Show Some Compassion! For Yourself!
Written By Jessica Winder, MA
A common trend we see in clients across diagnoses is a lack of space given for their own emotions. There is little room for mistakes and a lot of room for the voice inside our heads that critique everything we do.
This is why I often assign clients with this homework assignment: treat yourself like your own best friend. At first, that might mean engaging in self-care like taking a bubble bath, reading that book you’ve been meaning to start, or ordering the chocolate shake you’ve been craving. Over time, we realize that treating ourselves like our own best friend means something different…that we talk to ourselves like we would a friend going through a similar struggle. We treat that friend with kindness, we allow them the space to feel how they feel, we can empathize with them.
That is showing your friend some compassion. It’s time you did the same for yourself!
Self-compassion involves the acceptance of oneself and includes sensitivity to suffering, understanding, and forgiveness of the self. It has three components (Neff, 2003): self-kindness, common humanity, and mindfulness. Self-kindness refers to being caring to oneself. Common humanity refers to the idea that all human beings (self included) have flaws and face struggles. Finally, mindfulness refers to our awareness of our experiences; we neither avoid nor exaggerate our painful feelings. When we don’t show ourselves compassion, we risk feeling isolated and judged.
Showing ourselves compassion is associated with a lot of positive benefits including improved emotional and physical well-being, interpersonal relationships, and therapy outcomes. When we grow in self-compassion, we might observe decreases in depression, anxiety, and self-criticism among other benefits.

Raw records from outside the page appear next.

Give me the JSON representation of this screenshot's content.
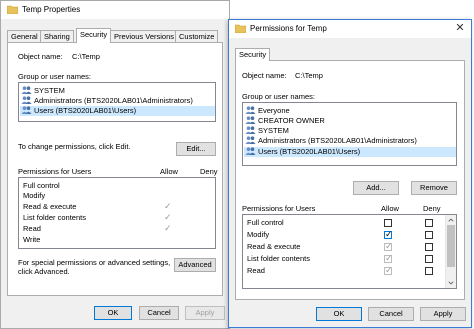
{
  "background_window": {
    "title": "Temp Properties",
    "close_glyph": "✕",
    "tabs": [
      {
        "label": "General"
      },
      {
        "label": "Sharing"
      },
      {
        "label": "Security"
      },
      {
        "label": "Previous Versions"
      },
      {
        "label": "Customize"
      }
    ],
    "active_tab": "Security",
    "object_name_label": "Object name:",
    "object_name_value": "C:\\Temp",
    "group_label": "Group or user names:",
    "users": [
      {
        "name": "SYSTEM"
      },
      {
        "name": "Administrators (BTS2020LAB01\\Administrators)"
      },
      {
        "name": "Users (BTS2020LAB01\\Users)",
        "selected": true
      }
    ],
    "change_perm_text": "To change permissions, click Edit.",
    "edit_button": "Edit...",
    "perm_header": "Permissions for Users",
    "allow_header": "Allow",
    "deny_header": "Deny",
    "permissions": [
      {
        "name": "Full control",
        "allow": false
      },
      {
        "name": "Modify",
        "allow": false
      },
      {
        "name": "Read & execute",
        "allow": true
      },
      {
        "name": "List folder contents",
        "allow": true
      },
      {
        "name": "Read",
        "allow": true
      },
      {
        "name": "Write",
        "allow": false
      }
    ],
    "special_text_line1": "For special permissions or advanced settings,",
    "special_text_line2": "click Advanced.",
    "advanced_button": "Advanced",
    "ok_button": "OK",
    "cancel_button": "Cancel",
    "apply_button": "Apply",
    "check_glyph": "✓"
  },
  "foreground_window": {
    "title": "Permissions for Temp",
    "close_glyph": "✕",
    "tab": "Security",
    "object_name_label": "Object name:",
    "object_name_value": "C:\\Temp",
    "group_label": "Group or user names:",
    "users": [
      {
        "name": "Everyone"
      },
      {
        "name": "CREATOR OWNER"
      },
      {
        "name": "SYSTEM"
      },
      {
        "name": "Administrators (BTS2020LAB01\\Administrators)"
      },
      {
        "name": "Users (BTS2020LAB01\\Users)",
        "selected": true
      }
    ],
    "add_button": "Add...",
    "remove_button": "Remove",
    "perm_header": "Permissions for Users",
    "allow_header": "Allow",
    "deny_header": "Deny",
    "permissions": [
      {
        "name": "Full control",
        "allow": false,
        "allow_inherited": false,
        "deny": false
      },
      {
        "name": "Modify",
        "allow": true,
        "allow_inherited": false,
        "deny": false
      },
      {
        "name": "Read & execute",
        "allow": true,
        "allow_inherited": true,
        "deny": false
      },
      {
        "name": "List folder contents",
        "allow": true,
        "allow_inherited": true,
        "deny": false
      },
      {
        "name": "Read",
        "allow": true,
        "allow_inherited": true,
        "deny": false
      }
    ],
    "ok_button": "OK",
    "cancel_button": "Cancel",
    "apply_button": "Apply",
    "check_glyph": "✓"
  },
  "colors": {
    "selection": "#cce8ff",
    "accent_border": "#3a7bd5",
    "window_bg": "#f0f0f0",
    "folder": "#e8c25a"
  }
}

How does one practice self-compassion? Luckily, there are a lot of options! If you enjoy writing, you can start a self-compassion journal. There are also exercises available in using supportive touch or listening exercises. Don’t have a lot of time? That’s not a problem at all. Using a self-compassion break regularly grants you five minutes of calm during your busy day and may also helping you reach your therapeutic goals.
And remember, if you are not sure where to start, just ask yourself how you would treat your own best friend?
For resources on self-compassion, check out https://self-compassion.org/category/exercises/#guided-meditations for meditations and exercises.